Assignment —
Each record must be reproduced exactly as it is shown.

***

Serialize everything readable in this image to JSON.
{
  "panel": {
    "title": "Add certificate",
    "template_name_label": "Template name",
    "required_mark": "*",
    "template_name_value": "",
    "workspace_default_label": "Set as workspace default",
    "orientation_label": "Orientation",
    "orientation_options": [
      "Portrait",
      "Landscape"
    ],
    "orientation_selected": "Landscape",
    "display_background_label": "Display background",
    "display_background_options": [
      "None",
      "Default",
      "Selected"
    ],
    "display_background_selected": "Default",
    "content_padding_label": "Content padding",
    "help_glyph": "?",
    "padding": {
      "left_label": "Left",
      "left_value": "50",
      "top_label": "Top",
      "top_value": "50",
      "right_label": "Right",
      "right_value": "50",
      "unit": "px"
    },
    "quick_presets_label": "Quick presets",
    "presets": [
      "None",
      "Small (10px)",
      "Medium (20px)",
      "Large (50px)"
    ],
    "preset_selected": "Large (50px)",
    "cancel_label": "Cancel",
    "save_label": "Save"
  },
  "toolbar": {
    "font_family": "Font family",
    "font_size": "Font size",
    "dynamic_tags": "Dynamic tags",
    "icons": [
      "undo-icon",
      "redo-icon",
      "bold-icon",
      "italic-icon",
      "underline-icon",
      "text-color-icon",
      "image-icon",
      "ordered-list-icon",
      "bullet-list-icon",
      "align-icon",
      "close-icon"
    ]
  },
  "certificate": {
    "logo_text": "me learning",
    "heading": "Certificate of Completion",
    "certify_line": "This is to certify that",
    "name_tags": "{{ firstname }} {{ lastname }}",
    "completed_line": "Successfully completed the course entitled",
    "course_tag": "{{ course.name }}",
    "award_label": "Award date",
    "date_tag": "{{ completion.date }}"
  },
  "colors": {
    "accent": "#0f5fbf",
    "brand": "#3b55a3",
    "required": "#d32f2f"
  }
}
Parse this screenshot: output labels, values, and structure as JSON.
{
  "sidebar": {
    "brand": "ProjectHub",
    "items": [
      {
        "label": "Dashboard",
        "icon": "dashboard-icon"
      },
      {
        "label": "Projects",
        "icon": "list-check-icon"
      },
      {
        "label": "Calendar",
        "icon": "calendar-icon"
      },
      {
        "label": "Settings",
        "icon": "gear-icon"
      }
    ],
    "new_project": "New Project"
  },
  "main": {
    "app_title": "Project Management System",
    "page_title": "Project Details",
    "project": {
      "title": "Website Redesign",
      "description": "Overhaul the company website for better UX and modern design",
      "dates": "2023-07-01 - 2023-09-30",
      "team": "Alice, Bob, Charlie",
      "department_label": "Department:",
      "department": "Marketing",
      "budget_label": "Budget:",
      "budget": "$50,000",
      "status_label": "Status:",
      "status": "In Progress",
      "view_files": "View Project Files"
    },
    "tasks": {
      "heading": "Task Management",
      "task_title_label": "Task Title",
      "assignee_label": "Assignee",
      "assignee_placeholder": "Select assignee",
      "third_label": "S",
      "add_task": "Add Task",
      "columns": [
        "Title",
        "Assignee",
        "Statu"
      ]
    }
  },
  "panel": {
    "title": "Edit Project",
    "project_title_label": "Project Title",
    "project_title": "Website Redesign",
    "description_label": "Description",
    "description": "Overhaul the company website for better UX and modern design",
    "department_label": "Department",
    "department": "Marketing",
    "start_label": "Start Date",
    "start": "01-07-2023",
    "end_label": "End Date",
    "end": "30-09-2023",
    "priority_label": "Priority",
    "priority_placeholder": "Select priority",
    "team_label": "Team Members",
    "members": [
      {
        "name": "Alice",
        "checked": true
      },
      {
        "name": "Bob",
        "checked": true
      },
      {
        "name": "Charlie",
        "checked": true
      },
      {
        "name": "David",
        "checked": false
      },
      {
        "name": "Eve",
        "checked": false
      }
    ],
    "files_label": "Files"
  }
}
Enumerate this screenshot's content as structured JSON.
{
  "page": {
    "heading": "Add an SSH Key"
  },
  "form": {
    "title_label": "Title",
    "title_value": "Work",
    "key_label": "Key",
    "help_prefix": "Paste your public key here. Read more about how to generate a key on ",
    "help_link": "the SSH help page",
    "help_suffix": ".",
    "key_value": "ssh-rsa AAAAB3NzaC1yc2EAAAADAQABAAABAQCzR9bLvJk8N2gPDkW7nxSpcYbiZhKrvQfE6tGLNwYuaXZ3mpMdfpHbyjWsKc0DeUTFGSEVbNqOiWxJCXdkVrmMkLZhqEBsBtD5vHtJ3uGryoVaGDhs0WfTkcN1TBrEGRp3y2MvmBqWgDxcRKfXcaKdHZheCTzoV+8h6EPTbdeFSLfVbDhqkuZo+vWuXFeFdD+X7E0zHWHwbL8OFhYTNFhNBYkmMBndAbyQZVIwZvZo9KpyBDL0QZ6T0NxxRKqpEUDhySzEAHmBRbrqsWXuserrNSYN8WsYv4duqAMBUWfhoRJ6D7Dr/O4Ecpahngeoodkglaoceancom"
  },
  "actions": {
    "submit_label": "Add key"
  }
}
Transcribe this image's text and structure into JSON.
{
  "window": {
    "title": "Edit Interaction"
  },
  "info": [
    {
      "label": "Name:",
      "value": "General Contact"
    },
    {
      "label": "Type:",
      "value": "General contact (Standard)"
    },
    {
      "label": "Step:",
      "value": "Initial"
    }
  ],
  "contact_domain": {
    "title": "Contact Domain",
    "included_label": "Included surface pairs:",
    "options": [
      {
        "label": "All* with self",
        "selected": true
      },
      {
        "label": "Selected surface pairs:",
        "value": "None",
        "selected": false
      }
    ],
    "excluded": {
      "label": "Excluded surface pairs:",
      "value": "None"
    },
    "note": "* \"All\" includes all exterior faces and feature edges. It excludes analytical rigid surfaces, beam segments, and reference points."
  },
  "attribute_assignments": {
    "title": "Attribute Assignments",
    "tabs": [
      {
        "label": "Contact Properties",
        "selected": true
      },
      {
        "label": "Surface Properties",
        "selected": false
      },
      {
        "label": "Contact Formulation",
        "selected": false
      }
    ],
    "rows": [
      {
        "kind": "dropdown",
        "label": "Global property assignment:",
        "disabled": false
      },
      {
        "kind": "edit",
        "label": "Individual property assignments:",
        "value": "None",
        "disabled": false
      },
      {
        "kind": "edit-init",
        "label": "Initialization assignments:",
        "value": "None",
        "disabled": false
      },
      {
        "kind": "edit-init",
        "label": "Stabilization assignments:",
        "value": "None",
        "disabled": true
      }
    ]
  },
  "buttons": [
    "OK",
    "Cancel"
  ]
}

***

Output for this task —
Serialize everything readable in this image to JSON.
{
  "panel": {
    "title": "Add certificate",
    "template_name_label": "Template name",
    "required_mark": "*",
    "template_name_value": "",
    "workspace_default_label": "Set as workspace default",
    "orientation_label": "Orientation",
    "orientation_options": [
      "Portrait",
      "Landscape"
    ],
    "orientation_selected": "Landscape",
    "display_background_label": "Display background",
    "display_background_options": [
      "None",
      "Default",
      "Selected"
    ],
    "display_background_selected": "Default",
    "content_padding_label": "Content padding",
    "help_glyph": "?",
    "padding": {
      "left_label": "Left",
      "left_value": "50",
      "top_label": "Top",
      "top_value": "50",
      "right_label": "Right",
      "right_value": "50",
      "unit": "px"
    },
    "quick_presets_label": "Quick presets",
    "presets": [
      "None",
      "Small (10px)",
      "Medium (20px)",
      "Large (50px)"
    ],
    "preset_selected": "Large (50px)",
    "cancel_label": "Cancel",
    "save_label": "Save"
  },
  "toolbar": {
    "font_family": "Font family",
    "font_size": "Font size",
    "dynamic_tags": "Dynamic tags",
    "icons": [
      "undo-icon",
      "redo-icon",
      "bold-icon",
      "italic-icon",
      "underline-icon",
      "text-color-icon",
      "image-icon",
      "ordered-list-icon",
      "bullet-list-icon",
      "align-icon",
      "close-icon"
    ]
  },
  "certificate": {
    "logo_text": "me learning",
    "heading": "Certificate of Completion",
    "certify_line": "This is to certify that",
    "name_tags": "{{ firstname }} {{ lastname }}",
    "completed_line": "Successfully completed the course entitled",
    "course_tag": "{{ course.name }}",
    "award_label": "Award date",
    "date_tag": "{{ completion.date }}"
  },
  "colors": {
    "accent": "#0f5fbf",
    "brand": "#3b55a3",
    "required": "#d32f2f"
  }
}
Parse this screenshot: output labels, values, and structure as JSON.
{
  "sidebar": {
    "brand": "ProjectHub",
    "items": [
      {
        "label": "Dashboard",
        "icon": "dashboard-icon"
      },
      {
        "label": "Projects",
        "icon": "list-check-icon"
      },
      {
        "label": "Calendar",
        "icon": "calendar-icon"
      },
      {
        "label": "Settings",
        "icon": "gear-icon"
      }
    ],
    "new_project": "New Project"
  },
  "main": {
    "app_title": "Project Management System",
    "page_title": "Project Details",
    "project": {
      "title": "Website Redesign",
      "description": "Overhaul the company website for better UX and modern design",
      "dates": "2023-07-01 - 2023-09-30",
      "team": "Alice, Bob, Charlie",
      "department_label": "Department:",
      "department": "Marketing",
      "budget_label": "Budget:",
      "budget": "$50,000",
      "status_label": "Status:",
      "status": "In Progress",
      "view_files": "View Project Files"
    },
    "tasks": {
      "heading": "Task Management",
      "task_title_label": "Task Title",
      "assignee_label": "Assignee",
      "assignee_placeholder": "Select assignee",
      "third_label": "S",
      "add_task": "Add Task",
      "columns": [
        "Title",
        "Assignee",
        "Statu"
      ]
    }
  },
  "panel": {
    "title": "Edit Project",
    "project_title_label": "Project Title",
    "project_title": "Website Redesign",
    "description_label": "Description",
    "description": "Overhaul the company website for better UX and modern design",
    "department_label": "Department",
    "department": "Marketing",
    "start_label": "Start Date",
    "start": "01-07-2023",
    "end_label": "End Date",
    "end": "30-09-2023",
    "priority_label": "Priority",
    "priority_placeholder": "Select priority",
    "team_label": "Team Members",
    "members": [
      {
        "name": "Alice",
        "checked": true
      },
      {
        "name": "Bob",
        "checked": true
      },
      {
        "name": "Charlie",
        "checked": true
      },
      {
        "name": "David",
        "checked": false
      },
      {
        "name": "Eve",
        "checked": false
      }
    ],
    "files_label": "Files"
  }
}
Enumerate this screenshot's content as structured JSON.
{
  "page": {
    "heading": "Add an SSH Key"
  },
  "form": {
    "title_label": "Title",
    "title_value": "Work",
    "key_label": "Key",
    "help_prefix": "Paste your public key here. Read more about how to generate a key on ",
    "help_link": "the SSH help page",
    "help_suffix": ".",
    "key_value": "ssh-rsa AAAAB3NzaC1yc2EAAAADAQABAAABAQCzR9bLvJk8N2gPDkW7nxSpcYbiZhKrvQfE6tGLNwYuaXZ3mpMdfpHbyjWsKc0DeUTFGSEVbNqOiWxJCXdkVrmMkLZhqEBsBtD5vHtJ3uGryoVaGDhs0WfTkcN1TBrEGRp3y2MvmBqWgDxcRKfXcaKdHZheCTzoV+8h6EPTbdeFSLfVbDhqkuZo+vWuXFeFdD+X7E0zHWHwbL8OFhYTNFhNBYkmMBndAbyQZVIwZvZo9KpyBDL0QZ6T0NxxRKqpEUDhySzEAHmBRbrqsWXuserrNSYN8WsYv4duqAMBUWfhoRJ6D7Dr/O4Ecpahngeoodkglaoceancom"
  },
  "actions": {
    "submit_label": "Add key"
  }
}
Transcribe this image's text and structure into JSON.
{
  "window": {
    "title": "Edit Interaction"
  },
  "info": [
    {
      "label": "Name:",
      "value": "General Contact"
    },
    {
      "label": "Type:",
      "value": "General contact (Standard)"
    },
    {
      "label": "Step:",
      "value": "Initial"
    }
  ],
  "contact_domain": {
    "title": "Contact Domain",
    "included_label": "Included surface pairs:",
    "options": [
      {
        "label": "All* with self",
        "selected": true
      },
      {
        "label": "Selected surface pairs:",
        "value": "None",
        "selected": false
      }
    ],
    "excluded": {
      "label": "Excluded surface pairs:",
      "value": "None"
    },
    "note": "* \"All\" includes all exterior faces and feature edges. It excludes analytical rigid surfaces, beam segments, and reference points."
  },
  "attribute_assignments": {
    "title": "Attribute Assignments",
    "tabs": [
      {
        "label": "Contact Properties",
        "selected": true
      },
      {
        "label": "Surface Properties",
        "selected": false
      },
      {
        "label": "Contact Formulation",
        "selected": false
      }
    ],
    "rows": [
      {
        "kind": "dropdown",
        "label": "Global property assignment:",
        "disabled": false
      },
      {
        "kind": "edit",
        "label": "Individual property assignments:",
        "value": "None",
        "disabled": false
      },
      {
        "kind": "edit-init",
        "label": "Initialization assignments:",
        "value": "None",
        "disabled": false
      },
      {
        "kind": "edit-init",
        "label": "Stabilization assignments:",
        "value": "None",
        "disabled": true
      }
    ]
  },
  "buttons": [
    "OK",
    "Cancel"
  ]
}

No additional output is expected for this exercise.